November 22, 2004

Excerpts: Spies Inc. - Part II

By: 800-CEO-READ @ 11:21 PM – Filed under: Management & Workplace Culture

Following the hardfought and hard won Yom Kippur War of 1973, the Israel and its military was looking for new approaches. The Talpiot program was established as the Israel Defense Forces elite brainpower summit, tasked with changing the language of technological warfare.
The professors submitted their proposal to the Chief of Staffs Office in 1975. A small think tank was formed, drawing from the army, the Chief Scientists Office, industry, and military R&D to come up with a full-blown concept that might make this idea a viable reality. Hanoch Zadik, a civilian working in the air force with a background in economic statistics and human development systems on the organizational level, was approached two years after the group was formed. He was giving a lecture on creative thinking at the Israeli air force academy when he was asked to join up with the men grappling with this endeavor. It was dubbed Talpiot , named for the biblical Hebrew word meaning to build something strong, impregnable, and impressive. For a year and a half, a committee of 12 met once a month to kick around the Talpiot project. They laid out the objectives and detailed the possibilities of executing what would eventually become the IDFs most elite brainpower summit.
However, for an army that fed off of innovative thinking, even this was a somewhat radical notion. There were a lot of objections that this was a waste of money, recalled Zadik. At the time, the national discussion centered around closing the gap between those of means and those less fortunate in society. The idea was equal education for all, Zadik continued. It was rooted in the countys deep socialist roots.
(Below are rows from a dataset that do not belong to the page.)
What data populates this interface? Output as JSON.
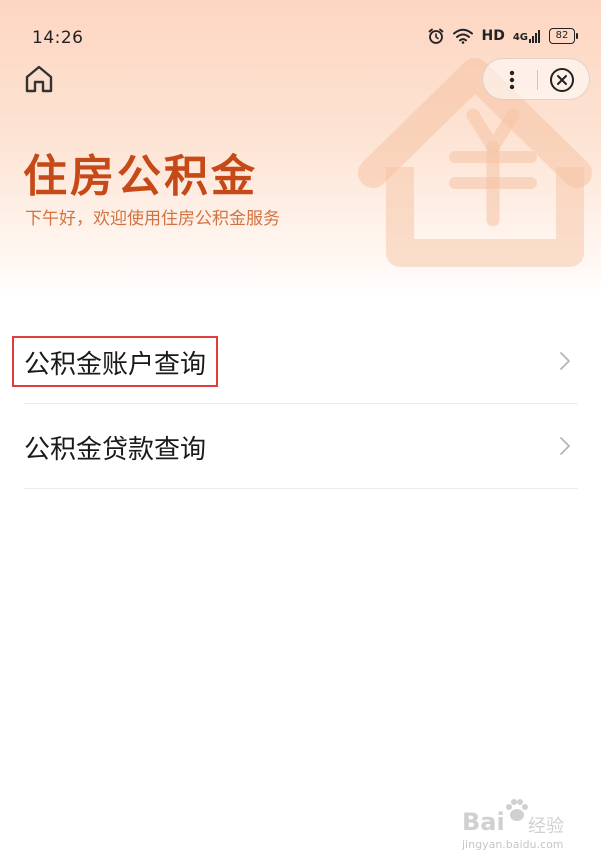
{
  "status_bar": {
    "time": "14:26",
    "icons": [
      "alarm-icon",
      "wifi-icon",
      "hd-indicator",
      "signal-4g-icon",
      "battery-icon"
    ],
    "hd_text": "HD",
    "network_text": "4G",
    "battery_level": "82"
  },
  "header": {
    "home_icon": "home-icon",
    "capsule": {
      "more_icon": "more-vertical-icon",
      "close_icon": "close-circle-icon"
    }
  },
  "hero": {
    "title": "住房公积金",
    "subtitle": "下午好，欢迎使用住房公积金服务",
    "decoration_icon": "house-yuan-icon",
    "title_color": "#c64a17",
    "subtitle_color": "#d2733f"
  },
  "menu": {
    "items": [
      {
        "label": "公积金账户查询",
        "icon": "chevron-right-icon"
      },
      {
        "label": "公积金贷款查询",
        "icon": "chevron-right-icon"
      }
    ]
  },
  "annotation": {
    "highlight_color": "#e23d3d"
  },
  "watermark": {
    "brand": "Bai",
    "brand_suffix": "经验",
    "url": "jingyan.baidu.com"
  }
}
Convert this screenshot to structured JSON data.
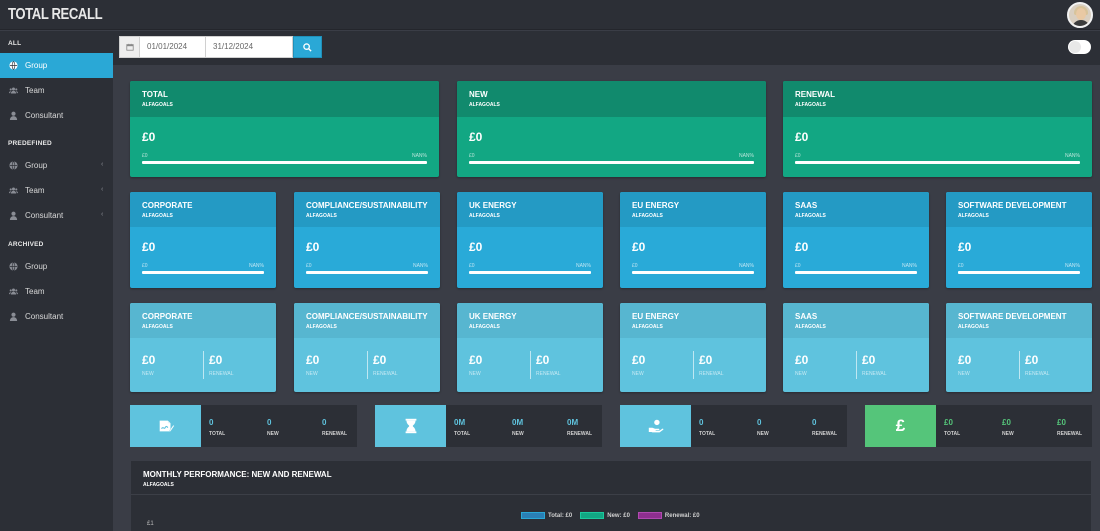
{
  "app": {
    "title": "TOTAL RECALL"
  },
  "sidebar": {
    "sections": [
      {
        "header": "ALL",
        "items": [
          {
            "label": "Group",
            "icon": "globe-icon",
            "active": true
          },
          {
            "label": "Team",
            "icon": "users-icon"
          },
          {
            "label": "Consultant",
            "icon": "user-icon"
          }
        ]
      },
      {
        "header": "PREDEFINED",
        "items": [
          {
            "label": "Group",
            "icon": "globe-icon",
            "chevron": "‹"
          },
          {
            "label": "Team",
            "icon": "users-icon",
            "chevron": "‹"
          },
          {
            "label": "Consultant",
            "icon": "user-icon",
            "chevron": "‹"
          }
        ]
      },
      {
        "header": "ARCHIVED",
        "items": [
          {
            "label": "Group",
            "icon": "globe-icon"
          },
          {
            "label": "Team",
            "icon": "users-icon"
          },
          {
            "label": "Consultant",
            "icon": "user-icon"
          }
        ]
      }
    ]
  },
  "filters": {
    "start_date": "01/01/2024",
    "end_date": "31/12/2024"
  },
  "top_cards": [
    {
      "title": "TOTAL",
      "subtitle": "ALFAGOALS",
      "value": "£0",
      "zero": "£0",
      "pct": "NAN%"
    },
    {
      "title": "NEW",
      "subtitle": "ALFAGOALS",
      "value": "£0",
      "zero": "£0",
      "pct": "NAN%"
    },
    {
      "title": "RENEWAL",
      "subtitle": "ALFAGOALS",
      "value": "£0",
      "zero": "£0",
      "pct": "NAN%"
    }
  ],
  "sector_cards": [
    {
      "title": "CORPORATE",
      "subtitle": "ALFAGOALS",
      "value": "£0",
      "zero": "£0",
      "pct": "NAN%"
    },
    {
      "title": "COMPLIANCE/SUSTAINABILITY",
      "subtitle": "ALFAGOALS",
      "value": "£0",
      "zero": "£0",
      "pct": "NAN%"
    },
    {
      "title": "UK ENERGY",
      "subtitle": "ALFAGOALS",
      "value": "£0",
      "zero": "£0",
      "pct": "NAN%"
    },
    {
      "title": "EU ENERGY",
      "subtitle": "ALFAGOALS",
      "value": "£0",
      "zero": "£0",
      "pct": "NAN%"
    },
    {
      "title": "SAAS",
      "subtitle": "ALFAGOALS",
      "value": "£0",
      "zero": "£0",
      "pct": "NAN%"
    },
    {
      "title": "SOFTWARE DEVELOPMENT",
      "subtitle": "ALFAGOALS",
      "value": "£0",
      "zero": "£0",
      "pct": "NAN%"
    }
  ],
  "split_cards": [
    {
      "title": "CORPORATE",
      "subtitle": "ALFAGOALS",
      "new_value": "£0",
      "new_label": "NEW",
      "renewal_value": "£0",
      "renewal_label": "RENEWAL"
    },
    {
      "title": "COMPLIANCE/SUSTAINABILITY",
      "subtitle": "ALFAGOALS",
      "new_value": "£0",
      "new_label": "NEW",
      "renewal_value": "£0",
      "renewal_label": "RENEWAL"
    },
    {
      "title": "UK ENERGY",
      "subtitle": "ALFAGOALS",
      "new_value": "£0",
      "new_label": "NEW",
      "renewal_value": "£0",
      "renewal_label": "RENEWAL"
    },
    {
      "title": "EU ENERGY",
      "subtitle": "ALFAGOALS",
      "new_value": "£0",
      "new_label": "NEW",
      "renewal_value": "£0",
      "renewal_label": "RENEWAL"
    },
    {
      "title": "SAAS",
      "subtitle": "ALFAGOALS",
      "new_value": "£0",
      "new_label": "NEW",
      "renewal_value": "£0",
      "renewal_label": "RENEWAL"
    },
    {
      "title": "SOFTWARE DEVELOPMENT",
      "subtitle": "ALFAGOALS",
      "new_value": "£0",
      "new_label": "NEW",
      "renewal_value": "£0",
      "renewal_label": "RENEWAL"
    }
  ],
  "stats": [
    {
      "icon": "signature-icon",
      "color": "#5fc3de",
      "value_color": "#5fc3de",
      "items": [
        {
          "value": "0",
          "label": "TOTAL"
        },
        {
          "value": "0",
          "label": "NEW"
        },
        {
          "value": "0",
          "label": "RENEWAL"
        }
      ]
    },
    {
      "icon": "hourglass-icon",
      "color": "#5fc3de",
      "value_color": "#5fc3de",
      "items": [
        {
          "value": "0M",
          "label": "TOTAL"
        },
        {
          "value": "0M",
          "label": "NEW"
        },
        {
          "value": "0M",
          "label": "RENEWAL"
        }
      ]
    },
    {
      "icon": "hand-coin-icon",
      "color": "#5fc3de",
      "value_color": "#5fc3de",
      "items": [
        {
          "value": "0",
          "label": "TOTAL"
        },
        {
          "value": "0",
          "label": "NEW"
        },
        {
          "value": "0",
          "label": "RENEWAL"
        }
      ]
    },
    {
      "icon": "pound-icon",
      "glyph": "£",
      "color": "#55c57a",
      "value_color": "#55c57a",
      "items": [
        {
          "value": "£0",
          "label": "TOTAL"
        },
        {
          "value": "£0",
          "label": "NEW"
        },
        {
          "value": "£0",
          "label": "RENEWAL"
        }
      ]
    }
  ],
  "monthly": {
    "title": "MONTHLY PERFORMANCE: NEW AND RENEWAL",
    "subtitle": "ALFAGOALS",
    "y_tick": "£1",
    "legend": [
      {
        "label": "Total: £0",
        "color": "#2a7fb5",
        "border": "#2aa8d6"
      },
      {
        "label": "New: £0",
        "color": "#12a783",
        "border": "#1cc99d"
      },
      {
        "label": "Renewal: £0",
        "color": "#8e2f8f",
        "border": "#b04ab0"
      }
    ]
  }
}
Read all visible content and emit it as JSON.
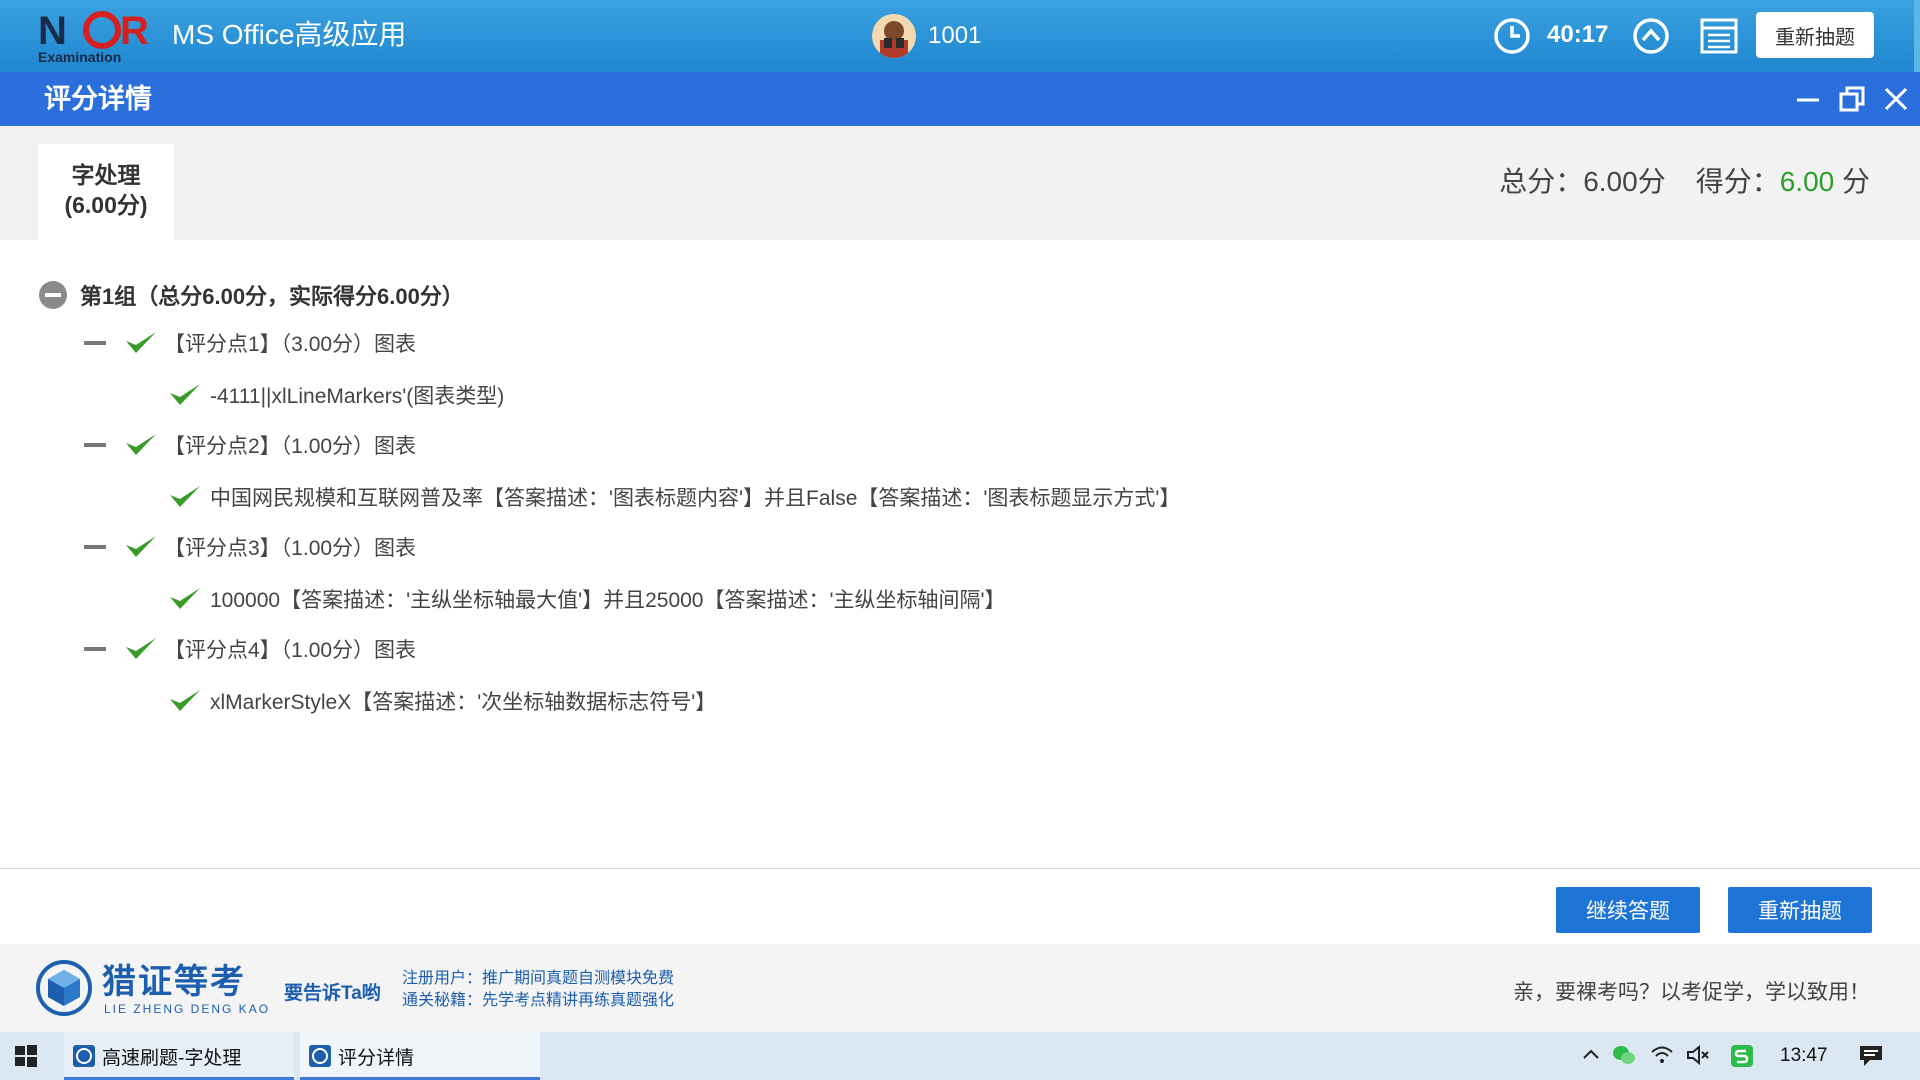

Nobody spoke about taking excellent boys and girls and accelerating their learning and doing something good. There were other concerns as well. People feared that if we took such brilliant people it was dangerous, he explained. There could be a military junta. It was against the basic value of Israeli culture to take people and separate them and say you are the best, and if you put the best in the army like this there was a danger of a coup. I was quite sure that they wouldnt do anything with this.
Nevertheless, Israel has always had resourceful military leaders willing to make giant leaps of thought along razor-sharp edges. One such man was Rafael Eitan, the IDFs chief of staff. Sometime in the late 1970s, Eitan launched an education initiative that took kids from disadvantaged circumstances, many living on the periphery, and made sure they had an educationparticularly in the basics. Instead of leaving them sidelined, this program greatly improved their future prospects. Talpiot was on the opposite end of the same spectrum; it would take the intellectually elite and enhance their already considerable opportunities with enormous educational and institutional advantages. In 1979, Eitan took that leap and green-lighted Talpiot, although initially he gave it one year. Zadik and Dr. Dan Sharon, who received his PhD in innovation sciences, were asked to look for people to run the project. However, they were so enthusiastic about Talpiot, the pair decided to head it up themselves. To do so, they both reenlisted in the army more than a dozen years after their own compulsory services had been completed. My wife and I had two kids, and she couldnt believe this move, said Zadik. It was crazy. For the first seven years of the program (until 1986), Zadik served as Talpiots deputy commander and chief trainer. Nearly two decades later, he became a management coach at the High-Tech Management School at Tel Aviv University.
The project was daunting from two significant vantage points: A military corps of geniuses was nearly unprecedented, and the military had very little to go on. Most of the recruits, for their part, were just finishing high school and had even less to go on. For the privilege of signing up for this new frontier, they were staring down the barrel of eight years of military duty five years longer than the standard term (later it would extend to a total of nine years). The inaugural Talpiot class began with a group of 26 high school graduates out of an initial pool of 1,000 potential candidates, and only 20 made it to the end. All of them were male. In the second year, 30 recruits were selected, and 20 graduated. In the third year, the Talpiot class started with 28 soldiers and finished with 20. Talpiot began recruiting female candidates in the mid-1980s.